» **About this exercise**
Copy out the entries below in full and exactly.
########################################
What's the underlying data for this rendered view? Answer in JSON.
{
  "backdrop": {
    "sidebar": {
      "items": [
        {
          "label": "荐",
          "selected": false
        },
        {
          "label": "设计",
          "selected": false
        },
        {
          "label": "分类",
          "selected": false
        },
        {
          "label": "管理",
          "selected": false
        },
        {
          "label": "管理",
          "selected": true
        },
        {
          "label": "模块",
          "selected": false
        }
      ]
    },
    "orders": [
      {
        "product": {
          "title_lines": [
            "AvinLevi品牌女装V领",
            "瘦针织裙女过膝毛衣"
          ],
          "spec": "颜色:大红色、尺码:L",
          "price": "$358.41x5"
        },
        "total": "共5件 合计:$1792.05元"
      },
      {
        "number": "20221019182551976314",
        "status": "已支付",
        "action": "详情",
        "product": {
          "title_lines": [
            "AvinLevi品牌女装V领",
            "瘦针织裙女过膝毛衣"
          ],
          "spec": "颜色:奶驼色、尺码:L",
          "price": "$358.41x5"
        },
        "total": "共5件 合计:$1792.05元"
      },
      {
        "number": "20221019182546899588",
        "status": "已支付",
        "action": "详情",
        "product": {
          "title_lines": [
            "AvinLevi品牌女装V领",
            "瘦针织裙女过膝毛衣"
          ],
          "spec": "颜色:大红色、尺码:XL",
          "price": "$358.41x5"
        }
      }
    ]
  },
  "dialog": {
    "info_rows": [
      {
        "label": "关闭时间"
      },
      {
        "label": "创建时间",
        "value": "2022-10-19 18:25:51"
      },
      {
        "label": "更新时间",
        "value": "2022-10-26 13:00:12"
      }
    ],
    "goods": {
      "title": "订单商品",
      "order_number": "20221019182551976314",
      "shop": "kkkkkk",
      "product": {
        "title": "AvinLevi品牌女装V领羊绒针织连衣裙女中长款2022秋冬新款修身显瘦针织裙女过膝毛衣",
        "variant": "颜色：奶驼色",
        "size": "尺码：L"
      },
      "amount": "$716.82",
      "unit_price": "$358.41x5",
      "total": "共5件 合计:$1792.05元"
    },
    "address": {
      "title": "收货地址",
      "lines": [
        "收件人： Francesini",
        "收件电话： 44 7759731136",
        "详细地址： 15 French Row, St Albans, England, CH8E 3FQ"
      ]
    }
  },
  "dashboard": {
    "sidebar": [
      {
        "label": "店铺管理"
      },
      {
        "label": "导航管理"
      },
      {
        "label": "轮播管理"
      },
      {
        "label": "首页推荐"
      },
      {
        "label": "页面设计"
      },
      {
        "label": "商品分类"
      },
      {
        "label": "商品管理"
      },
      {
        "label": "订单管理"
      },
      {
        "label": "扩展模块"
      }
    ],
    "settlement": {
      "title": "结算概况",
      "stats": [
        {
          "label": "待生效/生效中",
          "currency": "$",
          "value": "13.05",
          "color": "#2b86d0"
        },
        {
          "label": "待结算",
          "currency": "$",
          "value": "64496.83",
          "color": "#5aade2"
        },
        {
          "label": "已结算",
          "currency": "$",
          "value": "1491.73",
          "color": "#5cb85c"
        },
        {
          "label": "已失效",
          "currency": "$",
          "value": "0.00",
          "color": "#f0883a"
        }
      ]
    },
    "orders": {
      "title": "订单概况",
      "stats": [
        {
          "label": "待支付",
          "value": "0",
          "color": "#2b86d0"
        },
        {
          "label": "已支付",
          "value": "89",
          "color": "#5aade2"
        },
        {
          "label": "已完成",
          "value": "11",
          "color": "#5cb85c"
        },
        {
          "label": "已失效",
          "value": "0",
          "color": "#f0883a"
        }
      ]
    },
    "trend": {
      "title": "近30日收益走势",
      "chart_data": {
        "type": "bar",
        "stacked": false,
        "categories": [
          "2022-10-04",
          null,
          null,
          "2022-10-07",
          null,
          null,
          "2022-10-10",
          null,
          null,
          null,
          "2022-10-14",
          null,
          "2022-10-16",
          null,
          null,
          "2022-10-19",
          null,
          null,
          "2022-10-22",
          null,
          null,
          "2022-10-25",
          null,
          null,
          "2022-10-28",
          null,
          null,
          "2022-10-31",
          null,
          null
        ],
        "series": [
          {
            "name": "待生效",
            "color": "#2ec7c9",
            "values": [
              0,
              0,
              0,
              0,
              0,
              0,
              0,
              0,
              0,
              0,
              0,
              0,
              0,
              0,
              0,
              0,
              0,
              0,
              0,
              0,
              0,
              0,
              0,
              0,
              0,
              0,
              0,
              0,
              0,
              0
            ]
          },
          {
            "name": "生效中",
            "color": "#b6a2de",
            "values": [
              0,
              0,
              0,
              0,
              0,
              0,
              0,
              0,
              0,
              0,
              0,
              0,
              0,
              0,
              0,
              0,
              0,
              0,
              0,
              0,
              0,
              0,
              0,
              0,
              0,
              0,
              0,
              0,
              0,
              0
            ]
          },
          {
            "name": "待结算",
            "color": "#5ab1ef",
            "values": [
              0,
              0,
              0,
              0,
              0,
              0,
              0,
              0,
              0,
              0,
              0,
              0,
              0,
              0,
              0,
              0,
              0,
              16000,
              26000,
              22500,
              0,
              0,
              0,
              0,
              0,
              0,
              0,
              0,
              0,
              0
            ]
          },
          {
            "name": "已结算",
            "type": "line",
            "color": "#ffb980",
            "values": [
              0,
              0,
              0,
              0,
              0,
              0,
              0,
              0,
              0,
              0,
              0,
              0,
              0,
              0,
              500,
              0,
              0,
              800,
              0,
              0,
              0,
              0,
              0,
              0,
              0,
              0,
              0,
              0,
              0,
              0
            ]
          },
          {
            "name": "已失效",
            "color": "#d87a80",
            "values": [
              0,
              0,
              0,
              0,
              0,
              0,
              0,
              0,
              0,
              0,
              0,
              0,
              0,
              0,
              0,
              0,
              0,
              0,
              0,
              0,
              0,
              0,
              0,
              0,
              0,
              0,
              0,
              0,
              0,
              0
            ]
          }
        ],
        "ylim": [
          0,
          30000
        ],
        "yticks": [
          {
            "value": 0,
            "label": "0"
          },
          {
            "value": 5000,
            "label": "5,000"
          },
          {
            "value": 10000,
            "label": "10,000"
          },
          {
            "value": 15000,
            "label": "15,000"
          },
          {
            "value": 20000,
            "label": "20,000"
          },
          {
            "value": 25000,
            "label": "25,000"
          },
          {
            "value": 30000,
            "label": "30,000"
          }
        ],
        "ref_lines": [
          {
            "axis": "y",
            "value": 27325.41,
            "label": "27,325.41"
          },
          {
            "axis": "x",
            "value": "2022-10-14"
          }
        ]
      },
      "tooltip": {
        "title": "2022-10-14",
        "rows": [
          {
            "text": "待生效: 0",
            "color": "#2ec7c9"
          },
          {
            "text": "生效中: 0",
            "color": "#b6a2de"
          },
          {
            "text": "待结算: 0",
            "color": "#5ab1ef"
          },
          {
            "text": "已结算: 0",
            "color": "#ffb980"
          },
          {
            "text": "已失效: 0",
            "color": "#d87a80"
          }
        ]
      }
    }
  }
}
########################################
» **Exercise result**
What's the underlying data for this rendered view? Answer in JSON.
{
  "backdrop": {
    "sidebar": {
      "items": [
        {
          "label": "荐",
          "selected": false
        },
        {
          "label": "设计",
          "selected": false
        },
        {
          "label": "分类",
          "selected": false
        },
        {
          "label": "管理",
          "selected": false
        },
        {
          "label": "管理",
          "selected": true
        },
        {
          "label": "模块",
          "selected": false
        }
      ]
    },
    "orders": [
      {
        "product": {
          "title_lines": [
            "AvinLevi品牌女装V领",
            "瘦针织裙女过膝毛衣"
          ],
          "spec": "颜色:大红色、尺码:L",
          "price": "$358.41x5"
        },
        "total": "共5件 合计:$1792.05元"
      },
      {
        "number": "20221019182551976314",
        "status": "已支付",
        "action": "详情",
        "product": {
          "title_lines": [
            "AvinLevi品牌女装V领",
            "瘦针织裙女过膝毛衣"
          ],
          "spec": "颜色:奶驼色、尺码:L",
          "price": "$358.41x5"
        },
        "total": "共5件 合计:$1792.05元"
      },
      {
        "number": "20221019182546899588",
        "status": "已支付",
        "action": "详情",
        "product": {
          "title_lines": [
            "AvinLevi品牌女装V领",
            "瘦针织裙女过膝毛衣"
          ],
          "spec": "颜色:大红色、尺码:XL",
          "price": "$358.41x5"
        }
      }
    ]
  },
  "dialog": {
    "info_rows": [
      {
        "label": "关闭时间"
      },
      {
        "label": "创建时间",
        "value": "2022-10-19 18:25:51"
      },
      {
        "label": "更新时间",
        "value": "2022-10-26 13:00:12"
      }
    ],
    "goods": {
      "title": "订单商品",
      "order_number": "20221019182551976314",
      "shop": "kkkkkk",
      "product": {
        "title": "AvinLevi品牌女装V领羊绒针织连衣裙女中长款2022秋冬新款修身显瘦针织裙女过膝毛衣",
        "variant": "颜色：奶驼色",
        "size": "尺码：L"
      },
      "amount": "$716.82",
      "unit_price": "$358.41x5",
      "total": "共5件 合计:$1792.05元"
    },
    "address": {
      "title": "收货地址",
      "lines": [
        "收件人： Francesini",
        "收件电话： 44 7759731136",
        "详细地址： 15 French Row, St Albans, England, CH8E 3FQ"
      ]
    }
  },
  "dashboard": {
    "sidebar": [
      {
        "label": "店铺管理"
      },
      {
        "label": "导航管理"
      },
      {
        "label": "轮播管理"
      },
      {
        "label": "首页推荐"
      },
      {
        "label": "页面设计"
      },
      {
        "label": "商品分类"
      },
      {
        "label": "商品管理"
      },
      {
        "label": "订单管理"
      },
      {
        "label": "扩展模块"
      }
    ],
    "settlement": {
      "title": "结算概况",
      "stats": [
        {
          "label": "待生效/生效中",
          "currency": "$",
          "value": "13.05",
          "color": "#2b86d0"
        },
        {
          "label": "待结算",
          "currency": "$",
          "value": "64496.83",
          "color": "#5aade2"
        },
        {
          "label": "已结算",
          "currency": "$",
          "value": "1491.73",
          "color": "#5cb85c"
        },
        {
          "label": "已失效",
          "currency": "$",
          "value": "0.00",
          "color": "#f0883a"
        }
      ]
    },
    "orders": {
      "title": "订单概况",
      "stats": [
        {
          "label": "待支付",
          "value": "0",
          "color": "#2b86d0"
        },
        {
          "label": "已支付",
          "value": "89",
          "color": "#5aade2"
        },
        {
          "label": "已完成",
          "value": "11",
          "color": "#5cb85c"
        },
        {
          "label": "已失效",
          "value": "0",
          "color": "#f0883a"
        }
      ]
    },
    "trend": {
      "title": "近30日收益走势",
      "chart_data": {
        "type": "bar",
        "stacked": false,
        "categories": [
          "2022-10-04",
          null,
          null,
          "2022-10-07",
          null,
          null,
          "2022-10-10",
          null,
          null,
          null,
          "2022-10-14",
          null,
          "2022-10-16",
          null,
          null,
          "2022-10-19",
          null,
          null,
          "2022-10-22",
          null,
          null,
          "2022-10-25",
          null,
          null,
          "2022-10-28",
          null,
          null,
          "2022-10-31",
          null,
          null
        ],
        "series": [
          {
            "name": "待生效",
            "color": "#2ec7c9",
            "values": [
              0,
              0,
              0,
              0,
              0,
              0,
              0,
              0,
              0,
              0,
              0,
              0,
              0,
              0,
              0,
              0,
              0,
              0,
              0,
              0,
              0,
              0,
              0,
              0,
              0,
              0,
              0,
              0,
              0,
              0
            ]
          },
          {
            "name": "生效中",
            "color": "#b6a2de",
            "values": [
              0,
              0,
              0,
              0,
              0,
              0,
              0,
              0,
              0,
              0,
              0,
              0,
              0,
              0,
              0,
              0,
              0,
              0,
              0,
              0,
              0,
              0,
              0,
              0,
              0,
              0,
              0,
              0,
              0,
              0
            ]
          },
          {
            "name": "待结算",
            "color": "#5ab1ef",
            "values": [
              0,
              0,
              0,
              0,
              0,
              0,
              0,
              0,
              0,
              0,
              0,
              0,
              0,
              0,
              0,
              0,
              0,
              16000,
              26000,
              22500,
              0,
              0,
              0,
              0,
              0,
              0,
              0,
              0,
              0,
              0
            ]
          },
          {
            "name": "已结算",
            "type": "line",
            "color": "#ffb980",
            "values": [
              0,
              0,
              0,
              0,
              0,
              0,
              0,
              0,
              0,
              0,
              0,
              0,
              0,
              0,
              500,
              0,
              0,
              800,
              0,
              0,
              0,
              0,
              0,
              0,
              0,
              0,
              0,
              0,
              0,
              0
            ]
          },
          {
            "name": "已失效",
            "color": "#d87a80",
            "values": [
              0,
              0,
              0,
              0,
              0,
              0,
              0,
              0,
              0,
              0,
              0,
              0,
              0,
              0,
              0,
              0,
              0,
              0,
              0,
              0,
              0,
              0,
              0,
              0,
              0,
              0,
              0,
              0,
              0,
              0
            ]
          }
        ],
        "ylim": [
          0,
          30000
        ],
        "yticks": [
          {
            "value": 0,
            "label": "0"
          },
          {
            "value": 5000,
            "label": "5,000"
          },
          {
            "value": 10000,
            "label": "10,000"
          },
          {
            "value": 15000,
            "label": "15,000"
          },
          {
            "value": 20000,
            "label": "20,000"
          },
          {
            "value": 25000,
            "label": "25,000"
          },
          {
            "value": 30000,
            "label": "30,000"
          }
        ],
        "ref_lines": [
          {
            "axis": "y",
            "value": 27325.41,
            "label": "27,325.41"
          },
          {
            "axis": "x",
            "value": "2022-10-14"
          }
        ]
      },
      "tooltip": {
        "title": "2022-10-14",
        "rows": [
          {
            "text": "待生效: 0",
            "color": "#2ec7c9"
          },
          {
            "text": "生效中: 0",
            "color": "#b6a2de"
          },
          {
            "text": "待结算: 0",
            "color": "#5ab1ef"
          },
          {
            "text": "已结算: 0",
            "color": "#ffb980"
          },
          {
            "text": "已失效: 0",
            "color": "#d87a80"
          }
        ]
      }
    }
  }
}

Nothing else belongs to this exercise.